── RECORDS SHOWN

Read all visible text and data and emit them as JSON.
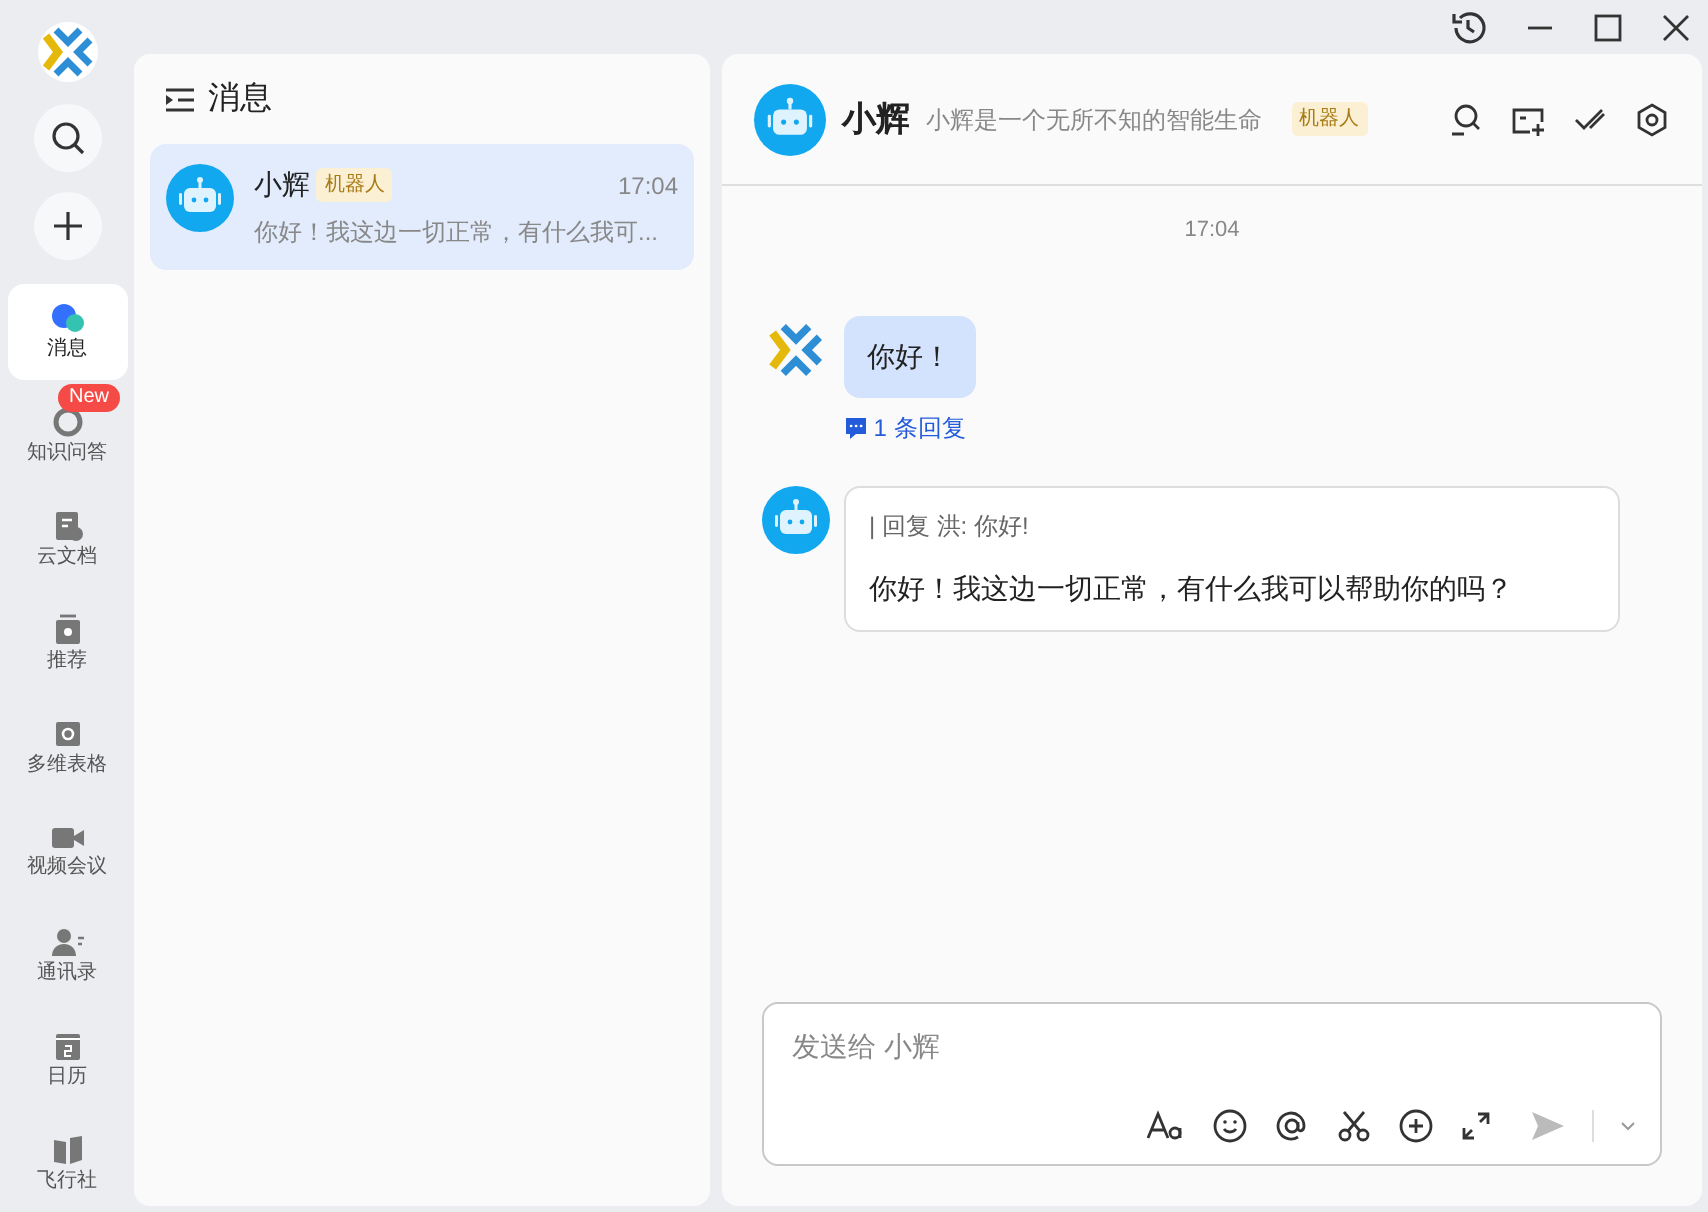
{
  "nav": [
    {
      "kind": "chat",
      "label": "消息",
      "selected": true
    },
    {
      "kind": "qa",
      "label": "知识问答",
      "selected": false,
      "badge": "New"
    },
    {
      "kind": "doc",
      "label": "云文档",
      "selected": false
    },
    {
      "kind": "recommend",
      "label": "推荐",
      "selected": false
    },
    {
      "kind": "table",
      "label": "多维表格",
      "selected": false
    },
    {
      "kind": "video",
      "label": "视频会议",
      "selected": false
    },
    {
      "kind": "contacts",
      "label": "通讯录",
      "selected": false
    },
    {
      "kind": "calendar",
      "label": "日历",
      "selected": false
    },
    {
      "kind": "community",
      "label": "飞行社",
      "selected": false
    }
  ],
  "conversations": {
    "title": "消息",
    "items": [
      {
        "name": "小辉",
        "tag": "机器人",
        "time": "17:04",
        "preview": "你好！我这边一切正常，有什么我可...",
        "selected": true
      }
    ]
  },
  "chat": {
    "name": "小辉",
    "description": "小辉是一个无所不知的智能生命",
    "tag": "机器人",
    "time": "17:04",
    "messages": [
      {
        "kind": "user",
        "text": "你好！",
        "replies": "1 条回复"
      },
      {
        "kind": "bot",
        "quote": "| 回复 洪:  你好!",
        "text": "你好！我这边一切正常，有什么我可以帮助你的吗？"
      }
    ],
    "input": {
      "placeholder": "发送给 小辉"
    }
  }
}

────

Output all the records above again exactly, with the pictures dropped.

• FINISHED EXERCISE:
Read all visible text and data and emit them as JSON.
{
  "nav": [
    {
      "kind": "chat",
      "label": "消息",
      "selected": true
    },
    {
      "kind": "qa",
      "label": "知识问答",
      "selected": false,
      "badge": "New"
    },
    {
      "kind": "doc",
      "label": "云文档",
      "selected": false
    },
    {
      "kind": "recommend",
      "label": "推荐",
      "selected": false
    },
    {
      "kind": "table",
      "label": "多维表格",
      "selected": false
    },
    {
      "kind": "video",
      "label": "视频会议",
      "selected": false
    },
    {
      "kind": "contacts",
      "label": "通讯录",
      "selected": false
    },
    {
      "kind": "calendar",
      "label": "日历",
      "selected": false
    },
    {
      "kind": "community",
      "label": "飞行社",
      "selected": false
    }
  ],
  "conversations": {
    "title": "消息",
    "items": [
      {
        "name": "小辉",
        "tag": "机器人",
        "time": "17:04",
        "preview": "你好！我这边一切正常，有什么我可...",
        "selected": true
      }
    ]
  },
  "chat": {
    "name": "小辉",
    "description": "小辉是一个无所不知的智能生命",
    "tag": "机器人",
    "time": "17:04",
    "messages": [
      {
        "kind": "user",
        "text": "你好！",
        "replies": "1 条回复"
      },
      {
        "kind": "bot",
        "quote": "| 回复 洪:  你好!",
        "text": "你好！我这边一切正常，有什么我可以帮助你的吗？"
      }
    ],
    "input": {
      "placeholder": "发送给 小辉"
    }
  }
}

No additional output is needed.